For those of you who’ve been reading along with me, you know I wrote about labels a couple of weeks ago. I was labeled the petite, puny girl with asthma who couldn’t run or throw a ball, but I wasn’t lonely or bored. I found the piano, and I discovered I could travel to magical places with a book in my hand, so I opened the covers and read and dreamed and traveled more than most. I felt as though I had lived on the moors of England, and the rocky coasts of Ireland, and near the blue topaz waters of Greece –all that between the book covers.
My senior year in high school was an especially arduous trip through Virgil’s Aeneid as I did a year of independent study in Latin. I was the weird student who wanted a third year of Latin. My assignment was to translate the first six books of the Aeneid, over 4,000 lines of classical Latin dactylic hexameter with special attention to Book Six. That’s where Aeneas journeyed into hell with me right behind him.

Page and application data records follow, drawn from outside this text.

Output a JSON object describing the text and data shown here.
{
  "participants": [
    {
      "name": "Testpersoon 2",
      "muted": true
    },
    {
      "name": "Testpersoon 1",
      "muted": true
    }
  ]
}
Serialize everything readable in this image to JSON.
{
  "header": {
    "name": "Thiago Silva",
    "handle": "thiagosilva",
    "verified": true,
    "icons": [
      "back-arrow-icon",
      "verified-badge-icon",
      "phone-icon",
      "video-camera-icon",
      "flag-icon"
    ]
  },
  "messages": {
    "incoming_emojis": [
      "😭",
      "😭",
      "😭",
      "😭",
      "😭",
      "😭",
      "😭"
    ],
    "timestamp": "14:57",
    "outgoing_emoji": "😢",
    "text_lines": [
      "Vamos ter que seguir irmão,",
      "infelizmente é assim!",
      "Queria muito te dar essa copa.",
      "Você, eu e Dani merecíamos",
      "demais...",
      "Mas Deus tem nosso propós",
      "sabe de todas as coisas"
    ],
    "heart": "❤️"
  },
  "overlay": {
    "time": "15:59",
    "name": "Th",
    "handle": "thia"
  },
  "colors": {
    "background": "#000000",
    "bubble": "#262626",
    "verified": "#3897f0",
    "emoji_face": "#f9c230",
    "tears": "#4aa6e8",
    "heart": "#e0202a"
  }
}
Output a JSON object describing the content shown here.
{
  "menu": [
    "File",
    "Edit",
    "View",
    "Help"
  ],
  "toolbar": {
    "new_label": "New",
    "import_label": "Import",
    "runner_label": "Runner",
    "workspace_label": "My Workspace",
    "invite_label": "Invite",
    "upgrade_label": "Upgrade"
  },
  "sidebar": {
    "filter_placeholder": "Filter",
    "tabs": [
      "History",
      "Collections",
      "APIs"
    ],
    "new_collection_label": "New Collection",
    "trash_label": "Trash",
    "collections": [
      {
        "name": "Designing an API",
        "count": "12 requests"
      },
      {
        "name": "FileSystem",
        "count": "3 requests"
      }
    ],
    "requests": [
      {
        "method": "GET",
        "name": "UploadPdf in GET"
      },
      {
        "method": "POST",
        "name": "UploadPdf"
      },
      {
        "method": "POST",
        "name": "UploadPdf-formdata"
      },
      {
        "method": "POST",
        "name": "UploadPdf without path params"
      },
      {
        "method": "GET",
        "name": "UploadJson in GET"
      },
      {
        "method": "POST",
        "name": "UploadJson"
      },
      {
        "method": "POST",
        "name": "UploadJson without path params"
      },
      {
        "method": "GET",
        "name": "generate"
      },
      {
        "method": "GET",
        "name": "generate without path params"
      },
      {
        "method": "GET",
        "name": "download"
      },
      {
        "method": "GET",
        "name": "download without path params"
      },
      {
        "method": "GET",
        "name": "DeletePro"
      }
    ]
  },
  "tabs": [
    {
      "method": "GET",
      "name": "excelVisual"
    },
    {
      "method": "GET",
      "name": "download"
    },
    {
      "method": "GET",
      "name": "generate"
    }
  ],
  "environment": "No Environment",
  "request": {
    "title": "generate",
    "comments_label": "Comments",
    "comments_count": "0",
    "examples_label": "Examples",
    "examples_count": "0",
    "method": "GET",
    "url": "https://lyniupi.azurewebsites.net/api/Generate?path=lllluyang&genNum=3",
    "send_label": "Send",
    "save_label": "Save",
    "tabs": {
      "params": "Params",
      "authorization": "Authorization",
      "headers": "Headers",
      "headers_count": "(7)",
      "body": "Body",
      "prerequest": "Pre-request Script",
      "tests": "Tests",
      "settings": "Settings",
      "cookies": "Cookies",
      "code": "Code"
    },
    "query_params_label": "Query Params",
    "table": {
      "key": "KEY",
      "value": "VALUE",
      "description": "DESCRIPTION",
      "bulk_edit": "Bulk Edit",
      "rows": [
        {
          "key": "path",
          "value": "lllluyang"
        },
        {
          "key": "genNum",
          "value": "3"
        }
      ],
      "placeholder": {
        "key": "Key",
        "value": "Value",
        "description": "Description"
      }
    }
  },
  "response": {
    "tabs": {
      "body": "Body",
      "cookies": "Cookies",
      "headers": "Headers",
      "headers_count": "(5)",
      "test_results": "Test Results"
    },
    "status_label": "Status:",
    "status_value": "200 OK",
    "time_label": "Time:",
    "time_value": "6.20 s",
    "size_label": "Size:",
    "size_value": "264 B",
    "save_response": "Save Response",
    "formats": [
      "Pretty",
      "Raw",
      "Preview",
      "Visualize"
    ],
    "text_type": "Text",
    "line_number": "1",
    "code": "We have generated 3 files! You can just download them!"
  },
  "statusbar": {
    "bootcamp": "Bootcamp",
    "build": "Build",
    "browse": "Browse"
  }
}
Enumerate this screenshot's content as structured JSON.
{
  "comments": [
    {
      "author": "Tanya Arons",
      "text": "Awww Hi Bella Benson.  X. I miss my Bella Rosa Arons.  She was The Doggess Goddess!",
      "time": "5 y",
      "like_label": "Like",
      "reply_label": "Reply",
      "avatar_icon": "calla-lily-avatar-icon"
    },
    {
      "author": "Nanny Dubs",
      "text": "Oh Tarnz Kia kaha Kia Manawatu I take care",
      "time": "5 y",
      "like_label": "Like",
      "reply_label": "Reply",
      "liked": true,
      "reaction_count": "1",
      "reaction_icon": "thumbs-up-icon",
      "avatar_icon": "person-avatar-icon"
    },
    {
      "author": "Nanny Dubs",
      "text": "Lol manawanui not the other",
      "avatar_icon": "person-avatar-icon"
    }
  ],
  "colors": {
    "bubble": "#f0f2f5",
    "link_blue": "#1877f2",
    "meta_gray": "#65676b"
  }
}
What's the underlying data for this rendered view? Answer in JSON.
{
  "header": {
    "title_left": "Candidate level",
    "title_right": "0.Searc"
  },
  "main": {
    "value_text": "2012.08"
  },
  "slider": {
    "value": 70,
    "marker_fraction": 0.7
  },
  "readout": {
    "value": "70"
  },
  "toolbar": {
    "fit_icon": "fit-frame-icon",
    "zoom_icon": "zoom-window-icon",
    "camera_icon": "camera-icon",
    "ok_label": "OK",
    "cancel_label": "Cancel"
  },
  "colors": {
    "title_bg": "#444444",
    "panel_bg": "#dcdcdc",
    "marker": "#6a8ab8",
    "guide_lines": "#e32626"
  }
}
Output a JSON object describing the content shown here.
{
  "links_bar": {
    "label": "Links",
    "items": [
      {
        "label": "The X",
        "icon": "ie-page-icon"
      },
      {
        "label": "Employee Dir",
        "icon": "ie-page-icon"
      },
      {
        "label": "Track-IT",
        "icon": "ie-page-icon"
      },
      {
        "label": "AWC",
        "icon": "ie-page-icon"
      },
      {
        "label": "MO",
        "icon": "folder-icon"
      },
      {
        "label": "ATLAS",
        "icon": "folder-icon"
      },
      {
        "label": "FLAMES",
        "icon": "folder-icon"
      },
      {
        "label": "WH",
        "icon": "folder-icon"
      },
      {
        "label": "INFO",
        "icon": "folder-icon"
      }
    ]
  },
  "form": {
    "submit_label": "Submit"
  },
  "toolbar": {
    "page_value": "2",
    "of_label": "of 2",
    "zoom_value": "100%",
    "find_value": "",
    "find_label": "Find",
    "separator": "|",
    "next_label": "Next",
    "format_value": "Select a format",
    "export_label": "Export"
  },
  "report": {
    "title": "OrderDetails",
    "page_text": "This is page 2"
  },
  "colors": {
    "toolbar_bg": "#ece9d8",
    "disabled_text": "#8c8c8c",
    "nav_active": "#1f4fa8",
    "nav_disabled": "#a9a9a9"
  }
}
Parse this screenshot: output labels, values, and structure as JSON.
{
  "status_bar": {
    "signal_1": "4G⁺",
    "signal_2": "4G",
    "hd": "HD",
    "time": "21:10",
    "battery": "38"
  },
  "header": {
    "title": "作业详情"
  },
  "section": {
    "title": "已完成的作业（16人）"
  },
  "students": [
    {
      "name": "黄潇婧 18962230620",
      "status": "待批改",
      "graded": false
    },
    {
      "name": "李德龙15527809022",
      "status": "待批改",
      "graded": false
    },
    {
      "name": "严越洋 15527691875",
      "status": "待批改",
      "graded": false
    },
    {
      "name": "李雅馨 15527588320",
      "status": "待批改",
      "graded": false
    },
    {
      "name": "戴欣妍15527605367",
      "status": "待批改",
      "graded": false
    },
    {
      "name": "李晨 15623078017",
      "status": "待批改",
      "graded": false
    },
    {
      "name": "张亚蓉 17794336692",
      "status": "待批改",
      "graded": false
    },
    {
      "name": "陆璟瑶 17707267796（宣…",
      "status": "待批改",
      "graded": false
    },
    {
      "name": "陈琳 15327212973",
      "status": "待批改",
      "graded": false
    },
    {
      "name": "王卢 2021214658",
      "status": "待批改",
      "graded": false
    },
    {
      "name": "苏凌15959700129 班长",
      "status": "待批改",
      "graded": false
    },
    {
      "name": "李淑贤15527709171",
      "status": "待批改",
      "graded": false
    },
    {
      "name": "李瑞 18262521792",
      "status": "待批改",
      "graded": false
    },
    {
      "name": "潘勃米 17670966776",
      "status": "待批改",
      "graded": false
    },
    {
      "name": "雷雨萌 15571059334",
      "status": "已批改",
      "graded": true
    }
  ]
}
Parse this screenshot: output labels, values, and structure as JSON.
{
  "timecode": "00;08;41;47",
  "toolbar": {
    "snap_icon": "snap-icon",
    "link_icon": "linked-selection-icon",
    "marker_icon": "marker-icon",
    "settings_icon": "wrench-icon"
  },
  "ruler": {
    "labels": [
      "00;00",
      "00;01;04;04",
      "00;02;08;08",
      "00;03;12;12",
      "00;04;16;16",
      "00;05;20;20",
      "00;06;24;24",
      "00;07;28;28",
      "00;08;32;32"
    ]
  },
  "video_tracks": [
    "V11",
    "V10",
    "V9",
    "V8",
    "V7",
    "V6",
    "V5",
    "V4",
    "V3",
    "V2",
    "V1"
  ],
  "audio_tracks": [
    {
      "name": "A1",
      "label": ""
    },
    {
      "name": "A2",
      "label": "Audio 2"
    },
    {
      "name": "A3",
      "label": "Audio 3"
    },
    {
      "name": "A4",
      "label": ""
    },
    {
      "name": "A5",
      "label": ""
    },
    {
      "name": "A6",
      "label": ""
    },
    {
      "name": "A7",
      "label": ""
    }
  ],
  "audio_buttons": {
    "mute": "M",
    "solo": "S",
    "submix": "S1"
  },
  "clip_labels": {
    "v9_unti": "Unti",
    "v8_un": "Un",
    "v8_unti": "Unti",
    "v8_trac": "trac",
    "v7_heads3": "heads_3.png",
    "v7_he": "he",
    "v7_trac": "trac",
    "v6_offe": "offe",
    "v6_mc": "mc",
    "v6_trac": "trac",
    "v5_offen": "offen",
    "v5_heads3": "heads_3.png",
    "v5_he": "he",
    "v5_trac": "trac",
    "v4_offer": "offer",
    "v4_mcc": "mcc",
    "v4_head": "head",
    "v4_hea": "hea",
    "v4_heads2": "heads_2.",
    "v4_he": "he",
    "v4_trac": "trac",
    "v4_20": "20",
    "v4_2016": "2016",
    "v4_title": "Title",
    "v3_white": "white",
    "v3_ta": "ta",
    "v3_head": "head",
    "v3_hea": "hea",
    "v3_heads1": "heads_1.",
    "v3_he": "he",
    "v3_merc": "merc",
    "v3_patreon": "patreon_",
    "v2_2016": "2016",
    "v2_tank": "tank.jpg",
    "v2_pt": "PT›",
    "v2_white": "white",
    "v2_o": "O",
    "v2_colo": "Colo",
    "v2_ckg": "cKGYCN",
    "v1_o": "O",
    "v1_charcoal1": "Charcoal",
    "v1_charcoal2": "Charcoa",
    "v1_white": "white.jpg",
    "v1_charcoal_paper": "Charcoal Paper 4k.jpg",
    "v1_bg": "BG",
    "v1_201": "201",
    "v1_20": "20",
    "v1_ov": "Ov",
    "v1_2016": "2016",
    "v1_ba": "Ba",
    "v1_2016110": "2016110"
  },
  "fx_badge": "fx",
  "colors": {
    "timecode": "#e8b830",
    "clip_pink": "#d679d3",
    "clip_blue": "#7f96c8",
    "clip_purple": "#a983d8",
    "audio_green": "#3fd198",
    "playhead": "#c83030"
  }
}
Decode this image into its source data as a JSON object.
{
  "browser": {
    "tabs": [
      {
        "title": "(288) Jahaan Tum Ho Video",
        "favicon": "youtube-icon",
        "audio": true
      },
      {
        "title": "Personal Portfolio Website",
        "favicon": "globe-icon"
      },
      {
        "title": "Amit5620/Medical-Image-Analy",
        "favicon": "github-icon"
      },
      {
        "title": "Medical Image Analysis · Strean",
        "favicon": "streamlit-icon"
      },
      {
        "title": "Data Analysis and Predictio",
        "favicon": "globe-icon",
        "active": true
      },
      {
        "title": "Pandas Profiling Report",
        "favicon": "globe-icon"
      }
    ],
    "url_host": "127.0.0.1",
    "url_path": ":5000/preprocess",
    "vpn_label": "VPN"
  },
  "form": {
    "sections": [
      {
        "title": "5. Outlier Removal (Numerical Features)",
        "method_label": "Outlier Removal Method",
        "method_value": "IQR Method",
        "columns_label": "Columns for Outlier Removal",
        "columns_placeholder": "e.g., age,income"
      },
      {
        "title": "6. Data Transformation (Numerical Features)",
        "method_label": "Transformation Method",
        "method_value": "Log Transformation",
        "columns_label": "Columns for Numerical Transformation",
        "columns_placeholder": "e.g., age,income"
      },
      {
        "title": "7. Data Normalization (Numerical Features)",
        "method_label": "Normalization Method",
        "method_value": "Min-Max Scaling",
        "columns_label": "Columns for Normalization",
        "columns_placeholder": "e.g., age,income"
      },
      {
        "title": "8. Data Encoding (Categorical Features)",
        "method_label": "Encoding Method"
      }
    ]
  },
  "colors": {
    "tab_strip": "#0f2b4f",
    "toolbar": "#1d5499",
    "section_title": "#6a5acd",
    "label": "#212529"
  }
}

In our school, we had the “senior term” paper – that dreaded thing we started talking about in ninth grade, knowing we’d be held hostage without a high school diploma if we didn’t write it. Well, my Latin and English teachers conspired and assigned my term paper topic – A Comparative Study of Dante’s Inferno with Aeneas’s Descent into Hell in the Sixth Book of the Aeneid.
Are you still with me? I will tell you the assignment was onerous, but it opened not only book covers but a brand new door for me. Remember this, the small town where I grew up was surrounded by plantations, soft rolling pine forests with fern-covered floors and lazy creeks. And one of those plantations was owned by a gentleman who happened to be a recognized Dante scholar. How serendipitous! I discovered his work in my research and immediately decided I should meet this gentleman, Thomas C. Chubb.
On a rainy Saturday morning in January, he opened his door, his library, and his world to me. His wood-paneled library with books stacked floor to ceiling and scattered about and with fireplace burning – well, it was like nothing I had ever seen before, and so was he – a handsome, older gentleman in his smoking jacket and ascot, and a pipe that smelled so good it made me want to smoke. It was like a scene in so many of those English novels I had read – even down to being served tea late morning. We talked Dante and Virgil and the power and beauty of the story.
Mr. Chubb was welcoming and willing to teach me, to answer my sixteen-year-old questions patiently and to steer me into further research. His request that I send him a copy of my paper when it was finished was beyond thrilling to me. For years, I kept that term paper and the handwritten note from him after he read it. It went the way of most things stored in the family attic.
[mks_pullquote align=”right” width=”300″ size=”24″ bg_color=”#45493b” txt_color=”#ffffff”]When the door to his library closed behind me, I should have turned to Mr. Thomas C. Chubb and told him that walking into his world on that icy morning in January of 1969 changed my world. That’s when I discovered I wanted to write.[/mks_pullquote]
And then life happened. Education and career and family responsibilities became my focus, but I never lost my desire to write and I found things to write about all along the way, and I kept opening books and journeying to magical places between their covers.
I believe in the vigor and vitality of the story. Every good book I’ve ever read is more proof of the narrative’s power. The Master Teacher knew it, that’s why He taught in parables.
So forty-six years later with lots of stories I want to write, my first novel is being released in October. It’s entitled THE CHRISTMAS PORTRAIT. I invite you to open its covers, step into a world that for you may be foreign or it may be familiar; but you will feel the story’s tenderness and its hope. And you might even find a new way of thinking about something as old as time. After all, a book cover is just an open door.
Image: CC Flickr paul floyd